Camp Oneka, a summer camp in the Poconos, has been creating memories for generations of campers!
For more than a century, 115 years to be more exact, campers have been singing the same songs at Camp Oneka. The girls' summer sleepaway camp is steeped in tradition and new owners Johnny and Rachel Waszczak wouldn't have it any other way.
"Camp's been open since 1908 and a lot of traditions still continue," said Rachel Waszczak. "The alumni base is wonderful, 115 years of tradition and alumni. We have 4th and 5th generation campers."
Campers like Winnie O'Brien, 12 going on 13, a third-generation camper at Oneka singing the same songs her mother did in the same part of the Pocono Mountains.
"A lot of the songs in our songbook have deep meanings. Like dear friends and pals, it's all about, witchcraft. It's all about making memories with your friends and being yourselves," said O'Brien who hails from South Jersey.
From the bunks to the activities to the time-honored tradition of the camp's former owner Dale announcing it's time to eat, this camp and its people have formed special bonds throughout the years.
"The group that is here this year, we have 80-90 percent of kids return year after year.
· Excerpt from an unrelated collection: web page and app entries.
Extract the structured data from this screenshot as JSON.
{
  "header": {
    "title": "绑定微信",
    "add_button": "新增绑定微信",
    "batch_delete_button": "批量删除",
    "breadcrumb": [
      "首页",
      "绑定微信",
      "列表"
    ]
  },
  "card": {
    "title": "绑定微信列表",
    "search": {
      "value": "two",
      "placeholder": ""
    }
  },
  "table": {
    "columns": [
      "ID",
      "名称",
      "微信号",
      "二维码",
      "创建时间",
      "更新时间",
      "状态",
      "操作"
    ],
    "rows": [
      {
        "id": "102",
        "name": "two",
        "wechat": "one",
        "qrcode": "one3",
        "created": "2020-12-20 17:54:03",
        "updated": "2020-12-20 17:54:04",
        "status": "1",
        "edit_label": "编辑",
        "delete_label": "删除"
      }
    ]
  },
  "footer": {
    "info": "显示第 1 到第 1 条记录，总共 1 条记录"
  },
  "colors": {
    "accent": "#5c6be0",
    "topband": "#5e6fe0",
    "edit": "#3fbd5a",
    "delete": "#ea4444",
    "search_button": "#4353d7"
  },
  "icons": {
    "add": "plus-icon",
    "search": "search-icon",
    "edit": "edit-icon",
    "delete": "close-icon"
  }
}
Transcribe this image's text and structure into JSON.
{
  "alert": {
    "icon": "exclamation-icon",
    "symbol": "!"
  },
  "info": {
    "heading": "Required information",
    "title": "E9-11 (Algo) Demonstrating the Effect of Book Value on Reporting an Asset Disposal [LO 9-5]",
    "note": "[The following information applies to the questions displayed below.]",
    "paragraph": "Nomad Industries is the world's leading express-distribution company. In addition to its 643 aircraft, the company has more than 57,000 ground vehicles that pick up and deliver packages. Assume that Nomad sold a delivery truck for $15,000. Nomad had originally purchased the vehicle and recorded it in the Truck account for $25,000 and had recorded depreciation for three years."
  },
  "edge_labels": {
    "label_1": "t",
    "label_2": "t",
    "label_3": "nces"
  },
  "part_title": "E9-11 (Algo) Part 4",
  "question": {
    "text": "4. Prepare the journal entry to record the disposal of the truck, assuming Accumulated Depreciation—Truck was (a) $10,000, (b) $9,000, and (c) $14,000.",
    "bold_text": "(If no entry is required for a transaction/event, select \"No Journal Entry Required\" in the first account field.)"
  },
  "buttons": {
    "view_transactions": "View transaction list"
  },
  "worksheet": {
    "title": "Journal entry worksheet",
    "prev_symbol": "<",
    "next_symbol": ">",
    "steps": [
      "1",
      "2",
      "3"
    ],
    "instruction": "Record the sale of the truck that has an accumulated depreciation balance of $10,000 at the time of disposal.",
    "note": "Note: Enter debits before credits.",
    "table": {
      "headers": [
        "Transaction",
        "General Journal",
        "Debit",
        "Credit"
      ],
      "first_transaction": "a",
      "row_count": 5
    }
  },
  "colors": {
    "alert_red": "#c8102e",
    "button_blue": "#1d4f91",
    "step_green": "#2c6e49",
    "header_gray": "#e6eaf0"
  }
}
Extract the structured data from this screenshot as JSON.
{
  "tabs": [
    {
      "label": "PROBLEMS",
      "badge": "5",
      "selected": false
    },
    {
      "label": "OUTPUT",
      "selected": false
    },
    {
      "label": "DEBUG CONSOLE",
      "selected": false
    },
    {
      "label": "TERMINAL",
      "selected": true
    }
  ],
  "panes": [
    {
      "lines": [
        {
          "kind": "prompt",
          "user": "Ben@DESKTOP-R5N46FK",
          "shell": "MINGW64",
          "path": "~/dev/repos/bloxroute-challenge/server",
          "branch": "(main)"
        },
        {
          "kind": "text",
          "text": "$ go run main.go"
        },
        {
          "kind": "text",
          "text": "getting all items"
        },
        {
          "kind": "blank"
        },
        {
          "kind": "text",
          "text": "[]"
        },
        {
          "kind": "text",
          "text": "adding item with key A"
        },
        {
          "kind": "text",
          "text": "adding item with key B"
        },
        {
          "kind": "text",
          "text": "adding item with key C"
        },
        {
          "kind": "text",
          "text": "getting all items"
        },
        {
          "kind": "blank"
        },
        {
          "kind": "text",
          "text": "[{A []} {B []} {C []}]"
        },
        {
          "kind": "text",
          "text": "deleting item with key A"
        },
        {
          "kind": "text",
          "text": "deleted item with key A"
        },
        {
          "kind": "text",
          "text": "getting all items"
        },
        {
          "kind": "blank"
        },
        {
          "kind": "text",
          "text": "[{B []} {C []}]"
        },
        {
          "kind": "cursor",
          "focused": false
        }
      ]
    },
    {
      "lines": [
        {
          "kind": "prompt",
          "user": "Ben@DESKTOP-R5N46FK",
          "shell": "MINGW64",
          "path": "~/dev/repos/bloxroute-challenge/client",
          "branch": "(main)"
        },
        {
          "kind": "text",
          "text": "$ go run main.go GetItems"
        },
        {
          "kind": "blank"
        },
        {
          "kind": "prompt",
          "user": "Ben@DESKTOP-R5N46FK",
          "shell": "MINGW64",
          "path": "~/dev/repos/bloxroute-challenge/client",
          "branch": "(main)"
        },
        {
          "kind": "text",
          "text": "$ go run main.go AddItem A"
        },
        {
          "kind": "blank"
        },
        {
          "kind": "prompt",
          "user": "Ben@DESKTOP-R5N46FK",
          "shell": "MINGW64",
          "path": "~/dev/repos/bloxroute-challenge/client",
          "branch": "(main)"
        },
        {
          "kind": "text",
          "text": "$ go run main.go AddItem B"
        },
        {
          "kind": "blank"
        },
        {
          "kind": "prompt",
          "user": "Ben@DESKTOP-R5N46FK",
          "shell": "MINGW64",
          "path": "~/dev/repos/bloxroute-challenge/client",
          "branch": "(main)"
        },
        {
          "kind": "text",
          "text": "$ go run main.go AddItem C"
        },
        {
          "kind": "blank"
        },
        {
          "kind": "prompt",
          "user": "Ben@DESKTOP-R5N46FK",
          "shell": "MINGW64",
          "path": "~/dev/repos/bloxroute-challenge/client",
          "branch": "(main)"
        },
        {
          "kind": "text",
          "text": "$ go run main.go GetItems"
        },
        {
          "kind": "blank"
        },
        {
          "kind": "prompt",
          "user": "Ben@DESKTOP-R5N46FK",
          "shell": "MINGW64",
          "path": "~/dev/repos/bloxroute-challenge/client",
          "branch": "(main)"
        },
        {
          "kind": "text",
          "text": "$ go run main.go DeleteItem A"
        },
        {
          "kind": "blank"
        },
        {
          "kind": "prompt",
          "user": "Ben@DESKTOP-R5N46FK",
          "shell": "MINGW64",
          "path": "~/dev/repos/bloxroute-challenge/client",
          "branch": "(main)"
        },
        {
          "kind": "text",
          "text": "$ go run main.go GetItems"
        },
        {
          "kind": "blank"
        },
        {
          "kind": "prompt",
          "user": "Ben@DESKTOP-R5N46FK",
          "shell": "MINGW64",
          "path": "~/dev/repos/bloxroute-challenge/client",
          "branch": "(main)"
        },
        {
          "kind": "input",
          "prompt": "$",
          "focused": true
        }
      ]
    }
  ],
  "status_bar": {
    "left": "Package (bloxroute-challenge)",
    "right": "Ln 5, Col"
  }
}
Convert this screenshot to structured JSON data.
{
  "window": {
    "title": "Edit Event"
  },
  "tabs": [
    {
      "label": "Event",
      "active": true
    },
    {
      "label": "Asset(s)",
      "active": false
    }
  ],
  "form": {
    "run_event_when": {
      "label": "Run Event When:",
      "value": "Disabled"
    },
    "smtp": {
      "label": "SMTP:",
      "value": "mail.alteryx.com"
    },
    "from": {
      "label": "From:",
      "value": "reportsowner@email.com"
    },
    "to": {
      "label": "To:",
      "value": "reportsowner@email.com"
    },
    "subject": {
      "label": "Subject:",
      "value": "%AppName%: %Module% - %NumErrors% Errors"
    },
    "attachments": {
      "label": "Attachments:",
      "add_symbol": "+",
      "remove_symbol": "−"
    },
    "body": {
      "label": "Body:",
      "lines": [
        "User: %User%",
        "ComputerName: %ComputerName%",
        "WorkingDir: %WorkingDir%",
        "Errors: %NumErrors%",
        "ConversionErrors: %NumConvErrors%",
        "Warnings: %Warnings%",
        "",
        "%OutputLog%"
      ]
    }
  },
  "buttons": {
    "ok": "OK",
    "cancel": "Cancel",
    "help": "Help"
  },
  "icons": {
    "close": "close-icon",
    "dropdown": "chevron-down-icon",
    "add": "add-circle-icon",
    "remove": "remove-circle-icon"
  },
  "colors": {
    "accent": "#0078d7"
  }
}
Really you grow up together. You really get to know someone well when you share a cabin with them," said Johnny Waszczak.
"I love walking down by the water on the pathway, looking at rails, stones and trees thinking about how long they've been here. How they've grown with the camp, grown around the buildings," added Winnie O'Brien.
That sense of history is definitely not lost on many who know Camp Oneka and its most famous camper, a young Grace Kelly in the mid 1900's.
"We talk about grace Kelly, this stage is where grace Kelly danced before she was grace Kelly. She was an 11 year old, 12 year old.. went off to become silver screen actress, then went on to be a princess," added Waszczak.
Kelly's own daughters attended Oneka as well. Like so many other mothers, daughters, grandmothers and aunts, nieces and more now expanding to campers from overseas.
All of this summer camp activity at Oneka and without one thing: tech devices. It gives kids like Winnie a chance to be just kids.
"I just love everything about it, you feel you're submersed in nature. It's not drywall everywhere, feels amazing and serene and all that stuff," she said.
"Here at camp what they can experience in nature, being outside and having deep relationships.. takes the pressure off lets them see what's really important in life.. They live their best life here," added Rachel Waszczak.
So for seven weeks, Camp Oneka comes alive with tradition, forming lifelong relationships and life skills all right in the same place on the shores of Fairview Lake.
"All of these things, the deeper meanings are building confidence and self esteem. That comes through accomplishing these things," said Johnny Waszczak.
"It's amazing to see their grandmother was doing out there we have black and white photos from 1940 they're still doing it. for these kids to be part of something historic it's pretty powerful," added Rachel.
Outside of summer camp at Oneka, the facility hosts groups and weddings, special occasions for sure. But the deeper meaning and true heart of this place is what it started as 115 years ago and still is to this day.